The Department of Defence is not a major beneficiary of state funds in Finance Minister Trevor Manuel’s Medium Term Budget Policy Statement (MTBPS) tabled in Parliament yesterday.
The document shows the combined defence and intelligence budget climbing just 7.8% between this year and 2012.
The DoD`s current annual report notes that Defence Update 2025 requires the budget to increase from R30 to R40 billion in 2011 to create a “credible force design” by 2030.
A raft of analysts polled by defenceWeb thought this was unlikely to materialise in the current local political climate and the ongoing international financial crisis.
The MTBPS shows government spending will climb by a third from this year`s R6.29.3 billion to R965.3 billion by FY2011/12, meaning an average annual growth in state expenditure of 9.5%.
The document puts this year`s revised defence and intelligence budget at R29.5 billion, and postulates the budget for the DoD as well as the intelligence establishment over the medium term as follows:
FY2009/10 R34.6 billion
FY2010/11 R35.6 billion
FY2011/12 R37.4 billion
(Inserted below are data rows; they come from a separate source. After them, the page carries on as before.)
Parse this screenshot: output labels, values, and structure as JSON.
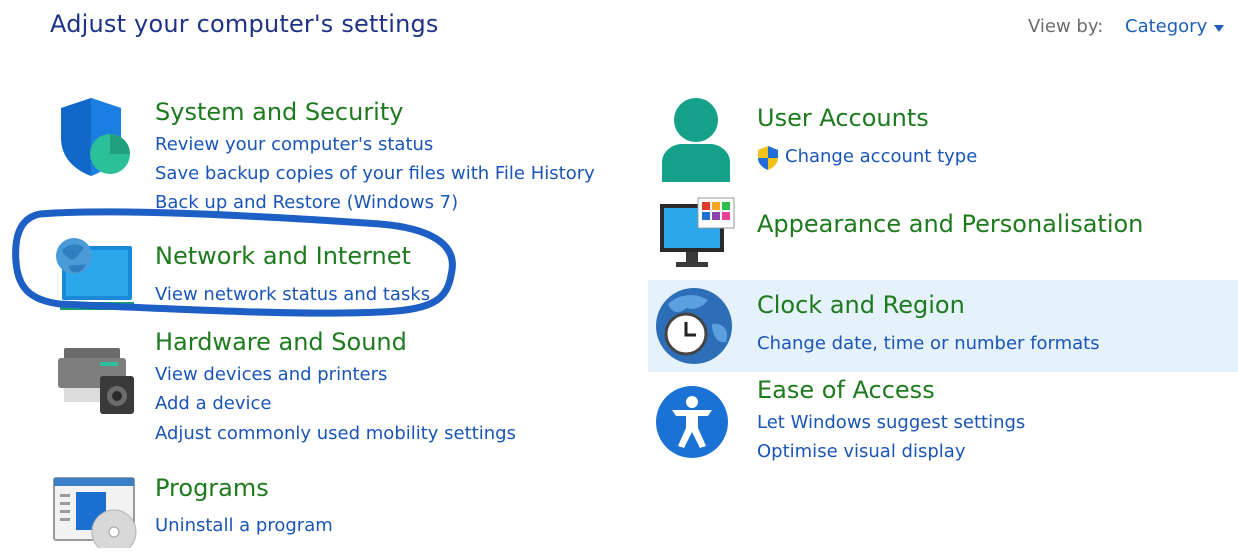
{
  "header": {
    "title": "Adjust your computer's settings",
    "view_by_label": "View by:",
    "view_by_value": "Category"
  },
  "categories": [
    {
      "title": "System and Security",
      "icon": "shield-icon",
      "links": [
        "Review your computer's status",
        "Save backup copies of your files with File History",
        "Back up and Restore (Windows 7)"
      ]
    },
    {
      "title": "Network and Internet",
      "icon": "globe-monitor-icon",
      "links": [
        "View network status and tasks"
      ]
    },
    {
      "title": "Hardware and Sound",
      "icon": "printer-speaker-icon",
      "links": [
        "View devices and printers",
        "Add a device",
        "Adjust commonly used mobility settings"
      ]
    },
    {
      "title": "Programs",
      "icon": "programs-disc-icon",
      "links": [
        "Uninstall a program"
      ]
    },
    {
      "title": "User Accounts",
      "icon": "user-icon",
      "links": [
        "Change account type"
      ]
    },
    {
      "title": "Appearance and Personalisation",
      "icon": "monitor-palette-icon",
      "links": []
    },
    {
      "title": "Clock and Region",
      "icon": "clock-globe-icon",
      "links": [
        "Change date, time or number formats"
      ]
    },
    {
      "title": "Ease of Access",
      "icon": "accessibility-icon",
      "links": [
        "Let Windows suggest settings",
        "Optimise visual display"
      ]
    }
  ],
  "colors": {
    "title_blue": "#1e3287",
    "category_green": "#1d7a1d",
    "link_blue": "#1955b8",
    "hover_bg": "#e5f1fb",
    "annotation_circle": "#1d5fc4"
  }
}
Defence ministry spokesman Sam Mkhwanazi took an upbeat view, however. He says Defence Update 2025 must still go to Cabinet for approval. It is thus premature to say that the Treasury will not in future increase the defence allocation.
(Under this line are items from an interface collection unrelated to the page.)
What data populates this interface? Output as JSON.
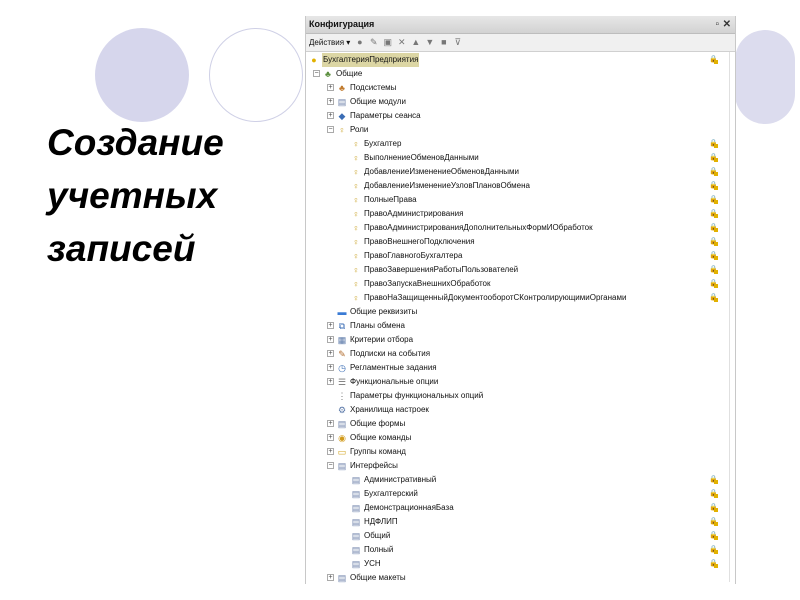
{
  "slide": {
    "title": "Создание\nучетных\nзаписей"
  },
  "window": {
    "title": "Конфигурация",
    "pin_glyph": "▫",
    "close_glyph": "✕"
  },
  "toolbar": {
    "actions_label": "Действия ▾"
  },
  "tree": [
    {
      "label": "БухгалтерияПредприятия",
      "level": 0,
      "expander": "",
      "icon": "config-icon",
      "glyph": "●",
      "color": "#e2b100",
      "lock": true,
      "selected": true
    },
    {
      "label": "Общие",
      "level": 1,
      "expander": "−",
      "icon": "common-icon",
      "glyph": "♣",
      "color": "#5b8f3e",
      "lock": false
    },
    {
      "label": "Подсистемы",
      "level": 2,
      "expander": "+",
      "icon": "subsystems-icon",
      "glyph": "♣",
      "color": "#c07a2d",
      "lock": false
    },
    {
      "label": "Общие модули",
      "level": 2,
      "expander": "+",
      "icon": "modules-icon",
      "glyph": "▤",
      "color": "#6b7fa8",
      "lock": false
    },
    {
      "label": "Параметры сеанса",
      "level": 2,
      "expander": "+",
      "icon": "session-params-icon",
      "glyph": "◆",
      "color": "#3a6db5",
      "lock": false
    },
    {
      "label": "Роли",
      "level": 2,
      "expander": "−",
      "icon": "roles-icon",
      "glyph": "♀",
      "color": "#c9a227",
      "lock": false
    },
    {
      "label": "Бухгалтер",
      "level": 3,
      "expander": "",
      "icon": "role-icon",
      "glyph": "♀",
      "color": "#c9a227",
      "lock": true
    },
    {
      "label": "ВыполнениеОбменовДанными",
      "level": 3,
      "expander": "",
      "icon": "role-icon",
      "glyph": "♀",
      "color": "#c9a227",
      "lock": true
    },
    {
      "label": "ДобавлениеИзменениеОбменовДанными",
      "level": 3,
      "expander": "",
      "icon": "role-icon",
      "glyph": "♀",
      "color": "#c9a227",
      "lock": true
    },
    {
      "label": "ДобавлениеИзменениеУзловПлановОбмена",
      "level": 3,
      "expander": "",
      "icon": "role-icon",
      "glyph": "♀",
      "color": "#c9a227",
      "lock": true
    },
    {
      "label": "ПолныеПрава",
      "level": 3,
      "expander": "",
      "icon": "role-icon",
      "glyph": "♀",
      "color": "#c9a227",
      "lock": true
    },
    {
      "label": "ПравоАдминистрирования",
      "level": 3,
      "expander": "",
      "icon": "role-icon",
      "glyph": "♀",
      "color": "#c9a227",
      "lock": true
    },
    {
      "label": "ПравоАдминистрированияДополнительныхФормИОбработок",
      "level": 3,
      "expander": "",
      "icon": "role-icon",
      "glyph": "♀",
      "color": "#c9a227",
      "lock": true
    },
    {
      "label": "ПравоВнешнегоПодключения",
      "level": 3,
      "expander": "",
      "icon": "role-icon",
      "glyph": "♀",
      "color": "#c9a227",
      "lock": true
    },
    {
      "label": "ПравоГлавногоБухгалтера",
      "level": 3,
      "expander": "",
      "icon": "role-icon",
      "glyph": "♀",
      "color": "#c9a227",
      "lock": true
    },
    {
      "label": "ПравоЗавершенияРаботыПользователей",
      "level": 3,
      "expander": "",
      "icon": "role-icon",
      "glyph": "♀",
      "color": "#c9a227",
      "lock": true
    },
    {
      "label": "ПравоЗапускаВнешнихОбработок",
      "level": 3,
      "expander": "",
      "icon": "role-icon",
      "glyph": "♀",
      "color": "#c9a227",
      "lock": true
    },
    {
      "label": "ПравоНаЗащищенныйДокументооборотСКонтролирующимиОрганами",
      "level": 3,
      "expander": "",
      "icon": "role-icon",
      "glyph": "♀",
      "color": "#c9a227",
      "lock": true
    },
    {
      "label": "Общие реквизиты",
      "level": 2,
      "expander": "",
      "icon": "common-attributes-icon",
      "glyph": "▬",
      "color": "#3a7bd5",
      "lock": false
    },
    {
      "label": "Планы обмена",
      "level": 2,
      "expander": "+",
      "icon": "exchange-plans-icon",
      "glyph": "⧉",
      "color": "#3a6db5",
      "lock": false
    },
    {
      "label": "Критерии отбора",
      "level": 2,
      "expander": "+",
      "icon": "filter-criteria-icon",
      "glyph": "▦",
      "color": "#5a78a8",
      "lock": false
    },
    {
      "label": "Подписки на события",
      "level": 2,
      "expander": "+",
      "icon": "event-subscriptions-icon",
      "glyph": "✎",
      "color": "#b06b2d",
      "lock": false
    },
    {
      "label": "Регламентные задания",
      "level": 2,
      "expander": "+",
      "icon": "scheduled-jobs-icon",
      "glyph": "◷",
      "color": "#3a6db5",
      "lock": false
    },
    {
      "label": "Функциональные опции",
      "level": 2,
      "expander": "+",
      "icon": "functional-options-icon",
      "glyph": "☰",
      "color": "#777777",
      "lock": false
    },
    {
      "label": "Параметры функциональных опций",
      "level": 2,
      "expander": "",
      "icon": "fo-params-icon",
      "glyph": "⋮",
      "color": "#777777",
      "lock": false
    },
    {
      "label": "Хранилища настроек",
      "level": 2,
      "expander": "",
      "icon": "settings-storage-icon",
      "glyph": "⚙",
      "color": "#5a78a8",
      "lock": false
    },
    {
      "label": "Общие формы",
      "level": 2,
      "expander": "+",
      "icon": "common-forms-icon",
      "glyph": "▤",
      "color": "#6b7fa8",
      "lock": false
    },
    {
      "label": "Общие команды",
      "level": 2,
      "expander": "+",
      "icon": "common-commands-icon",
      "glyph": "◉",
      "color": "#d19a1a",
      "lock": false
    },
    {
      "label": "Группы команд",
      "level": 2,
      "expander": "+",
      "icon": "command-groups-icon",
      "glyph": "▭",
      "color": "#d1a21a",
      "lock": false
    },
    {
      "label": "Интерфейсы",
      "level": 2,
      "expander": "−",
      "icon": "interfaces-icon",
      "glyph": "▤",
      "color": "#6b7fa8",
      "lock": false
    },
    {
      "label": "Административный",
      "level": 3,
      "expander": "",
      "icon": "interface-icon",
      "glyph": "▤",
      "color": "#6b7fa8",
      "lock": true
    },
    {
      "label": "Бухгалтерский",
      "level": 3,
      "expander": "",
      "icon": "interface-icon",
      "glyph": "▤",
      "color": "#6b7fa8",
      "lock": true
    },
    {
      "label": "ДемонстрационнаяБаза",
      "level": 3,
      "expander": "",
      "icon": "interface-icon",
      "glyph": "▤",
      "color": "#6b7fa8",
      "lock": true
    },
    {
      "label": "НДФЛИП",
      "level": 3,
      "expander": "",
      "icon": "interface-icon",
      "glyph": "▤",
      "color": "#6b7fa8",
      "lock": true
    },
    {
      "label": "Общий",
      "level": 3,
      "expander": "",
      "icon": "interface-icon",
      "glyph": "▤",
      "color": "#6b7fa8",
      "lock": true
    },
    {
      "label": "Полный",
      "level": 3,
      "expander": "",
      "icon": "interface-icon",
      "glyph": "▤",
      "color": "#6b7fa8",
      "lock": true
    },
    {
      "label": "УСН",
      "level": 3,
      "expander": "",
      "icon": "interface-icon",
      "glyph": "▤",
      "color": "#6b7fa8",
      "lock": true
    },
    {
      "label": "Общие макеты",
      "level": 2,
      "expander": "+",
      "icon": "common-templates-icon",
      "glyph": "▤",
      "color": "#6b7fa8",
      "lock": false
    }
  ]
}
The Update paints a bleak future for the SA National Defence Force should the desired funding not be forthcoming.
The MTBPS also provides a rare opportunity to assess the intelligence budget funding the Ministry of Intelligence Services and the intelligence agencies, to wit the National Intelligence Agency (NIA), SA Secret Service and Comsec.
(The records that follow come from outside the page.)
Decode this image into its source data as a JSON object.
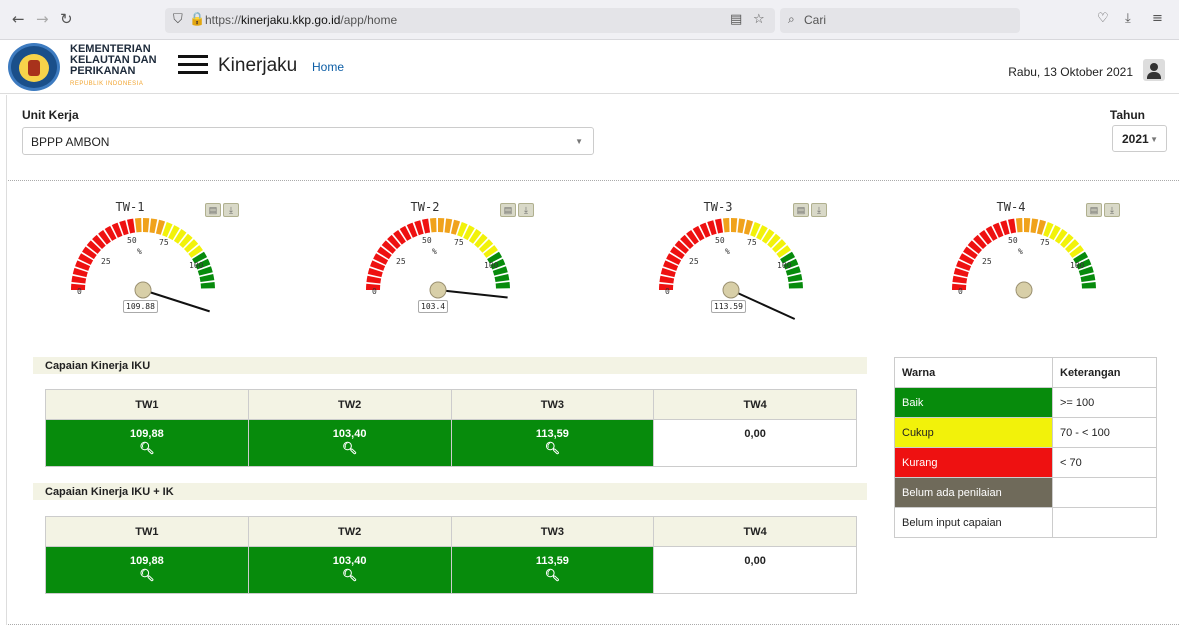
{
  "browser": {
    "url_prefix": "https://",
    "url_domain": "kinerjaku.kkp.go.id",
    "url_path": "/app/home",
    "search_placeholder": "Cari"
  },
  "header": {
    "ministry_line1": "KEMENTERIAN",
    "ministry_line2": "KELAUTAN DAN",
    "ministry_line3": "PERIKANAN",
    "ministry_sub": "REPUBLIK INDONESIA",
    "app_name": "Kinerjaku",
    "home_link": "Home",
    "date": "Rabu, 13 Oktober 2021"
  },
  "filters": {
    "unit_label": "Unit Kerja",
    "unit_value": "BPPP AMBON",
    "year_label": "Tahun",
    "year_value": "2021"
  },
  "gauges": [
    {
      "title": "TW-1",
      "value": 109.88,
      "value_text": "109.88"
    },
    {
      "title": "TW-2",
      "value": 103.4,
      "value_text": "103.4"
    },
    {
      "title": "TW-3",
      "value": 113.59,
      "value_text": "113.59"
    },
    {
      "title": "TW-4",
      "value": null,
      "value_text": ""
    }
  ],
  "gauge_ticks": [
    "0",
    "25",
    "50",
    "75",
    "100"
  ],
  "gauge_unit": "%",
  "table_iku": {
    "title": "Capaian Kinerja IKU",
    "headers": [
      "TW1",
      "TW2",
      "TW3",
      "TW4"
    ],
    "values": [
      "109,88",
      "103,40",
      "113,59",
      "0,00"
    ]
  },
  "table_iku_ik": {
    "title": "Capaian Kinerja IKU + IK",
    "headers": [
      "TW1",
      "TW2",
      "TW3",
      "TW4"
    ],
    "values": [
      "109,88",
      "103,40",
      "113,59",
      "0,00"
    ]
  },
  "legend": {
    "col_warna": "Warna",
    "col_keterangan": "Keterangan",
    "rows": [
      {
        "label": "Baik",
        "desc": ">= 100",
        "color": "#078b0c",
        "text_color": "#ffffff"
      },
      {
        "label": "Cukup",
        "desc": "70 - < 100",
        "color": "#f2f20a",
        "text_color": "#222222"
      },
      {
        "label": "Kurang",
        "desc": "< 70",
        "color": "#ee1111",
        "text_color": "#ffffff"
      },
      {
        "label": "Belum ada penilaian",
        "desc": "",
        "color": "#6f6a5a",
        "text_color": "#ffffff"
      },
      {
        "label": "Belum input capaian",
        "desc": "",
        "color": "#ffffff",
        "text_color": "#222222"
      }
    ]
  },
  "colors": {
    "good": "#078b0c",
    "warning": "#f2f20a",
    "orange": "#f0a21b",
    "bad": "#ee1111",
    "accent": "#0d5ea6"
  },
  "icons": {
    "print": "print-icon",
    "download": "download-icon",
    "detail": "magnifier-icon"
  }
}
Former Intelligence Services minister Ronnie Kasrils put the 2004/5 budget at R1.978 billion. It was the first and last time the ministry`s budget was publicly disclosed. A reading of the MTBPS, however, puts the ministry`s current budget at R2.42 billion and next year`s at a slightly lesser R2 billion.
Parliament last week decided to set aside until next year legislation that would create a South Africa electronic intelligence gather agency equivalent to the US National Security Agency or the British Government Communications Headquarters. The National Communications Centre currently exists within the NIA but the draft legislation foresaw it becoming a separate government department or service.